ABOUT THIS EXERCISE
Please print every line of the listing, unchanged.

INFORMATION GIVEN
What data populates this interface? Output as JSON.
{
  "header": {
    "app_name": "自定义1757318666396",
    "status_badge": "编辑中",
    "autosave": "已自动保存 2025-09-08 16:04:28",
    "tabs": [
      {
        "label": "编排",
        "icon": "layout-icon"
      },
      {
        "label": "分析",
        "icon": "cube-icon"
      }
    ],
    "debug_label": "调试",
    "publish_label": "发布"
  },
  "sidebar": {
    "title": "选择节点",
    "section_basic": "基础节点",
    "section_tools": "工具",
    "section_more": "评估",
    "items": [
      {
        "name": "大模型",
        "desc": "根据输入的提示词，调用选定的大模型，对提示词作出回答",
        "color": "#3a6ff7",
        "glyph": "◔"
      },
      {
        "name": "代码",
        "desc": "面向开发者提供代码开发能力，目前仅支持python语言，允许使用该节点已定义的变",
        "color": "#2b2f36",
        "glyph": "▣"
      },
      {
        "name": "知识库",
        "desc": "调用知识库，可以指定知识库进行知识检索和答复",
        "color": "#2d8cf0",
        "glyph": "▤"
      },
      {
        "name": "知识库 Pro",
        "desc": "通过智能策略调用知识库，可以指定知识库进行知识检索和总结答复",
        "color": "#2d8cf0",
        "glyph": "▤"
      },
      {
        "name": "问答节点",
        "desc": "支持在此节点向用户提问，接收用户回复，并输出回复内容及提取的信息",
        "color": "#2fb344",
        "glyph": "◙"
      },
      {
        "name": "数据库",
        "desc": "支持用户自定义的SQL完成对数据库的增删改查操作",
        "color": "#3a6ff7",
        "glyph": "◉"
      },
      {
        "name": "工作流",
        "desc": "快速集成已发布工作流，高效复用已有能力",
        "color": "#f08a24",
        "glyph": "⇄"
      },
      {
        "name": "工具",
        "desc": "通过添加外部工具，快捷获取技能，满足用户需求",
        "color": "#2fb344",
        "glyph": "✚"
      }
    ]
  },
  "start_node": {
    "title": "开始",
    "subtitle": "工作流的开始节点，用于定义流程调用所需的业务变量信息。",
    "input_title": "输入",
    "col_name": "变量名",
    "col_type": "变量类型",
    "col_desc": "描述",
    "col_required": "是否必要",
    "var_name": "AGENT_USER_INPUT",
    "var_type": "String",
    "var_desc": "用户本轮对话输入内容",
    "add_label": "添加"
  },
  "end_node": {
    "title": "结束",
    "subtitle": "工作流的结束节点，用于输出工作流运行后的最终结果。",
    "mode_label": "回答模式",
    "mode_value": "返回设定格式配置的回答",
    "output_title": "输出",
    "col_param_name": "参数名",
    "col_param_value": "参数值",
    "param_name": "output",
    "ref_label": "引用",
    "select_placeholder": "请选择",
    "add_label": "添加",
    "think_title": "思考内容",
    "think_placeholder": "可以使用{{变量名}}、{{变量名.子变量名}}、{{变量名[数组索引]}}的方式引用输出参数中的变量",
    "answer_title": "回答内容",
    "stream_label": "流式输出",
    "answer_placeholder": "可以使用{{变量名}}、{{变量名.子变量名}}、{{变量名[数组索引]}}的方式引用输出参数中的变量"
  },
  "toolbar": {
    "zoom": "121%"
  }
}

OUTPUT FOR THIS EXERCISE
What data populates this interface? Output as JSON.
{
  "header": {
    "app_name": "自定义1757318666396",
    "status_badge": "编辑中",
    "autosave": "已自动保存 2025-09-08 16:04:28",
    "tabs": [
      {
        "label": "编排",
        "icon": "layout-icon"
      },
      {
        "label": "分析",
        "icon": "cube-icon"
      }
    ],
    "debug_label": "调试",
    "publish_label": "发布"
  },
  "sidebar": {
    "title": "选择节点",
    "section_basic": "基础节点",
    "section_tools": "工具",
    "section_more": "评估",
    "items": [
      {
        "name": "大模型",
        "desc": "根据输入的提示词，调用选定的大模型，对提示词作出回答",
        "color": "#3a6ff7",
        "glyph": "◔"
      },
      {
        "name": "代码",
        "desc": "面向开发者提供代码开发能力，目前仅支持python语言，允许使用该节点已定义的变",
        "color": "#2b2f36",
        "glyph": "▣"
      },
      {
        "name": "知识库",
        "desc": "调用知识库，可以指定知识库进行知识检索和答复",
        "color": "#2d8cf0",
        "glyph": "▤"
      },
      {
        "name": "知识库 Pro",
        "desc": "通过智能策略调用知识库，可以指定知识库进行知识检索和总结答复",
        "color": "#2d8cf0",
        "glyph": "▤"
      },
      {
        "name": "问答节点",
        "desc": "支持在此节点向用户提问，接收用户回复，并输出回复内容及提取的信息",
        "color": "#2fb344",
        "glyph": "◙"
      },
      {
        "name": "数据库",
        "desc": "支持用户自定义的SQL完成对数据库的增删改查操作",
        "color": "#3a6ff7",
        "glyph": "◉"
      },
      {
        "name": "工作流",
        "desc": "快速集成已发布工作流，高效复用已有能力",
        "color": "#f08a24",
        "glyph": "⇄"
      },
      {
        "name": "工具",
        "desc": "通过添加外部工具，快捷获取技能，满足用户需求",
        "color": "#2fb344",
        "glyph": "✚"
      }
    ]
  },
  "start_node": {
    "title": "开始",
    "subtitle": "工作流的开始节点，用于定义流程调用所需的业务变量信息。",
    "input_title": "输入",
    "col_name": "变量名",
    "col_type": "变量类型",
    "col_desc": "描述",
    "col_required": "是否必要",
    "var_name": "AGENT_USER_INPUT",
    "var_type": "String",
    "var_desc": "用户本轮对话输入内容",
    "add_label": "添加"
  },
  "end_node": {
    "title": "结束",
    "subtitle": "工作流的结束节点，用于输出工作流运行后的最终结果。",
    "mode_label": "回答模式",
    "mode_value": "返回设定格式配置的回答",
    "output_title": "输出",
    "col_param_name": "参数名",
    "col_param_value": "参数值",
    "param_name": "output",
    "ref_label": "引用",
    "select_placeholder": "请选择",
    "add_label": "添加",
    "think_title": "思考内容",
    "think_placeholder": "可以使用{{变量名}}、{{变量名.子变量名}}、{{变量名[数组索引]}}的方式引用输出参数中的变量",
    "answer_title": "回答内容",
    "stream_label": "流式输出",
    "answer_placeholder": "可以使用{{变量名}}、{{变量名.子变量名}}、{{变量名[数组索引]}}的方式引用输出参数中的变量"
  },
  "toolbar": {
    "zoom": "121%"
  }
}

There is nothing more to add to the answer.